• **WHAT NEEDS TO BE DONE**
In the entries below, find the lines that contain the word "bases" and copy them.

════════════════

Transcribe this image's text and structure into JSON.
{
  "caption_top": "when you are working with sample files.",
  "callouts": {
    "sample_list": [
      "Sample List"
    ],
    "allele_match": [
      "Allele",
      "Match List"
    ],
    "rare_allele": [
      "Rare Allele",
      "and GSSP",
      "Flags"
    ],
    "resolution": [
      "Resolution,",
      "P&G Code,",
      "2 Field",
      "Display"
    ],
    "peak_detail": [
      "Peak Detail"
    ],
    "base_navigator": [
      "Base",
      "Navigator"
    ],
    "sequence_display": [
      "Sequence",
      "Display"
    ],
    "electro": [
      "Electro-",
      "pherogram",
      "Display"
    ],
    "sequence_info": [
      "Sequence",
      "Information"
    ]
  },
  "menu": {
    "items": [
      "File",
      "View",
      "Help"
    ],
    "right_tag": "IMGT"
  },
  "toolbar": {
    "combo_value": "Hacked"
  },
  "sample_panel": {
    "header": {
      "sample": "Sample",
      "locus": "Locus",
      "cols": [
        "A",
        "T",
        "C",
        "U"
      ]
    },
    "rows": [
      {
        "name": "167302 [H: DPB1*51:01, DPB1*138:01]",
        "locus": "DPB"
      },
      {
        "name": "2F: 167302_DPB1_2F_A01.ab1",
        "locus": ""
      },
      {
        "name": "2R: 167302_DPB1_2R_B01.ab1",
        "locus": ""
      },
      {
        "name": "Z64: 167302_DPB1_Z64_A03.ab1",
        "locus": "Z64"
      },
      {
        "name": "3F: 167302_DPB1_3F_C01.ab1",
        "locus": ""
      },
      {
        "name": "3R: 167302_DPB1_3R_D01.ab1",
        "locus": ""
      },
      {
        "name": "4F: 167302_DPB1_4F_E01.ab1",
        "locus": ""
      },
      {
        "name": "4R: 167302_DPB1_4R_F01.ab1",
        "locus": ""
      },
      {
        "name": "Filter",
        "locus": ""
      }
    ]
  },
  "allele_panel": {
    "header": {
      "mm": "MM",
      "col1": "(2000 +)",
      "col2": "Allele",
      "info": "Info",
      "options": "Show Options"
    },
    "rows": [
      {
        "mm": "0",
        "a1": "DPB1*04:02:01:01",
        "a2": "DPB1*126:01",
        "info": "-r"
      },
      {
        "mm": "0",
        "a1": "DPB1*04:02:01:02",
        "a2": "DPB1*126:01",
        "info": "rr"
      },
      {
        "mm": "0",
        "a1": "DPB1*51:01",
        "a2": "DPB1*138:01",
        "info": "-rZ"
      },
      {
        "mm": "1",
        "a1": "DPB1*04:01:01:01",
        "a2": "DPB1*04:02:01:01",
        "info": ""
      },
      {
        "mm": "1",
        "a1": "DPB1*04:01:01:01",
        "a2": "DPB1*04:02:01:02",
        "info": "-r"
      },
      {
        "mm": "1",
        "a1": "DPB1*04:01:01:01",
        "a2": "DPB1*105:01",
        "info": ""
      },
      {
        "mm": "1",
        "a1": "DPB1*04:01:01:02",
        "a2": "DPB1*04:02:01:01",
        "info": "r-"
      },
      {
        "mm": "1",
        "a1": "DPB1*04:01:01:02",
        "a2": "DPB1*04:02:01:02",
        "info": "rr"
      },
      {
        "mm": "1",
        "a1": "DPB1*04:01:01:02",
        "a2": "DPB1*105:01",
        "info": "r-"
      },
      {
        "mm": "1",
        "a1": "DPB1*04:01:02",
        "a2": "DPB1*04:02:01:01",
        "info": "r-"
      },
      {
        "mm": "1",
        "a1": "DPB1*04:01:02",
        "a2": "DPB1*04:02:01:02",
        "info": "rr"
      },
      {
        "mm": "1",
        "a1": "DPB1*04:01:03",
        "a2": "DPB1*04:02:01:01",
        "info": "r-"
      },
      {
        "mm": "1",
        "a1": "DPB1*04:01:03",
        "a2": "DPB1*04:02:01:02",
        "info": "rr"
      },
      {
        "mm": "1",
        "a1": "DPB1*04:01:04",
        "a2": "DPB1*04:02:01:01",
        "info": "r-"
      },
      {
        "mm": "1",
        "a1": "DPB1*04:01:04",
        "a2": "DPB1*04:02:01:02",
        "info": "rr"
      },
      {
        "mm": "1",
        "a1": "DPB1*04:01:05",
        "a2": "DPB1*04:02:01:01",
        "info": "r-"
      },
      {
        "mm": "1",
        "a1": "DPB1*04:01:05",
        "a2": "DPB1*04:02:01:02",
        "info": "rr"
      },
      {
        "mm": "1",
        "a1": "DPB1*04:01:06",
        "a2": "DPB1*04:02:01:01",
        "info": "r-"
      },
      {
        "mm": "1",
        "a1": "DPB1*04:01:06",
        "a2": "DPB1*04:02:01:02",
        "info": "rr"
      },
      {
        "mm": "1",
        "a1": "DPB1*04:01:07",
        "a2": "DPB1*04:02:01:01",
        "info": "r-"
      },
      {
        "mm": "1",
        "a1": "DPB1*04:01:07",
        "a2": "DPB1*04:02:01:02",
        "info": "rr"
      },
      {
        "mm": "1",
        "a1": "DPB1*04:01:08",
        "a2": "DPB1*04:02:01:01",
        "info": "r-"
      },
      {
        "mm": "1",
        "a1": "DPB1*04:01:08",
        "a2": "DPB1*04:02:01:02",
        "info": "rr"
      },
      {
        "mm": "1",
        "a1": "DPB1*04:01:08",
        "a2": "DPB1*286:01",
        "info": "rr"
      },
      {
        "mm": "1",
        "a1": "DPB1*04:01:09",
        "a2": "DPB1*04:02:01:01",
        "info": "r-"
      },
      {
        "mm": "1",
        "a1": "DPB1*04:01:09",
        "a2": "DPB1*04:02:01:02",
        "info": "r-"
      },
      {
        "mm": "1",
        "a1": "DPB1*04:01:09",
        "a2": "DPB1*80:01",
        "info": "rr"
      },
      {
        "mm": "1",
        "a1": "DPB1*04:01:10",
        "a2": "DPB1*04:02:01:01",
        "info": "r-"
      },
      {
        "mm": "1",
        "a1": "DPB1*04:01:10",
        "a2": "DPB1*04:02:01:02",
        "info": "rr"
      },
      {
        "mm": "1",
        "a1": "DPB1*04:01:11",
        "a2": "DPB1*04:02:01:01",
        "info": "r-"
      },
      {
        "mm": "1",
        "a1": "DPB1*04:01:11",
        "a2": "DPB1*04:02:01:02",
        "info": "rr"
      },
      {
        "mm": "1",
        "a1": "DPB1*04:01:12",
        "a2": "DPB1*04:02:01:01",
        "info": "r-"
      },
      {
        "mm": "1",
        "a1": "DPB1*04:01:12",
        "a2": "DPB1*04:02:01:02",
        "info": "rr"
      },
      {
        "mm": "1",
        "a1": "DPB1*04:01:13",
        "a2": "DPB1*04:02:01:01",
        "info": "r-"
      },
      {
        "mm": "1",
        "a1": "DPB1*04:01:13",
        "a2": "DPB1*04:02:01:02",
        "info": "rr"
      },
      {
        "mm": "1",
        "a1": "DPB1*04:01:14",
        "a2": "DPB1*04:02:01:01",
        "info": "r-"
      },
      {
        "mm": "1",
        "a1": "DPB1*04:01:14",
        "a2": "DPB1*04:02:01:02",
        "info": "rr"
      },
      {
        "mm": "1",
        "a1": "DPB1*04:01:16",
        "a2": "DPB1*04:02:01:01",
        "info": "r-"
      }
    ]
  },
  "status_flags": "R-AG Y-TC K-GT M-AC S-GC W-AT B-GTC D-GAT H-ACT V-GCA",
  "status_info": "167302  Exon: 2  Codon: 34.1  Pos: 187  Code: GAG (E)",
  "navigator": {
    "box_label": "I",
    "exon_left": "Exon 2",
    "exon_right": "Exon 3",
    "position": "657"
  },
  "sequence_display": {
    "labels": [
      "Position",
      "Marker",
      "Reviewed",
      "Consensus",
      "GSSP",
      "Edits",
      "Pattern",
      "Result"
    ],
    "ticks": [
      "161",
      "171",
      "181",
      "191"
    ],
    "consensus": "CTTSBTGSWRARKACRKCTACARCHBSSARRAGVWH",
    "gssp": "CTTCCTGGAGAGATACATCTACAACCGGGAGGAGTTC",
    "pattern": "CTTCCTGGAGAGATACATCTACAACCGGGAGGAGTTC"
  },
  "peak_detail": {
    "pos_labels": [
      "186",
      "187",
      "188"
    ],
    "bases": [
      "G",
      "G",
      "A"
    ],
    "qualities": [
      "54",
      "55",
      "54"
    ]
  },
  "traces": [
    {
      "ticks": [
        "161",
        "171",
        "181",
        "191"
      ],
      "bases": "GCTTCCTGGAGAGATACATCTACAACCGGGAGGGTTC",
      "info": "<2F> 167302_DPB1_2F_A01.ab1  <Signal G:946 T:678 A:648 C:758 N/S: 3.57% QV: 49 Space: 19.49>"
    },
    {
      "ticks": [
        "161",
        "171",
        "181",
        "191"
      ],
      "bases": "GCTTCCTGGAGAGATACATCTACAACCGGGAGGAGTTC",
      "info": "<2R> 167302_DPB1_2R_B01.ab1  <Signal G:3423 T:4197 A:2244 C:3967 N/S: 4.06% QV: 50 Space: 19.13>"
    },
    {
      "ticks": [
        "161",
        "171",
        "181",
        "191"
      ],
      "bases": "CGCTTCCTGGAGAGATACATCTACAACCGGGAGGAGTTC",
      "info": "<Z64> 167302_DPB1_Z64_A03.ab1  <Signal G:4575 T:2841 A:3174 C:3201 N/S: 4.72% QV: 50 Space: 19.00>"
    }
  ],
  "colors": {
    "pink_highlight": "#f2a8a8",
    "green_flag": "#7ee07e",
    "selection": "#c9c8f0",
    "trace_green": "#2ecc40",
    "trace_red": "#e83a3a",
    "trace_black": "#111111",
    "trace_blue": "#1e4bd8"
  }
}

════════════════

• **EXERCISE ANSWER**
    "bases": [
      "bases": "GCTTCCTGGAGAGATACATCTACAACCGGGAGGGTTC",
      "bases": "GCTTCCTGGAGAGATACATCTACAACCGGGAGGAGTTC",
      "bases": "CGCTTCCTGGAGAGATACATCTACAACCGGGAGGAGTTC",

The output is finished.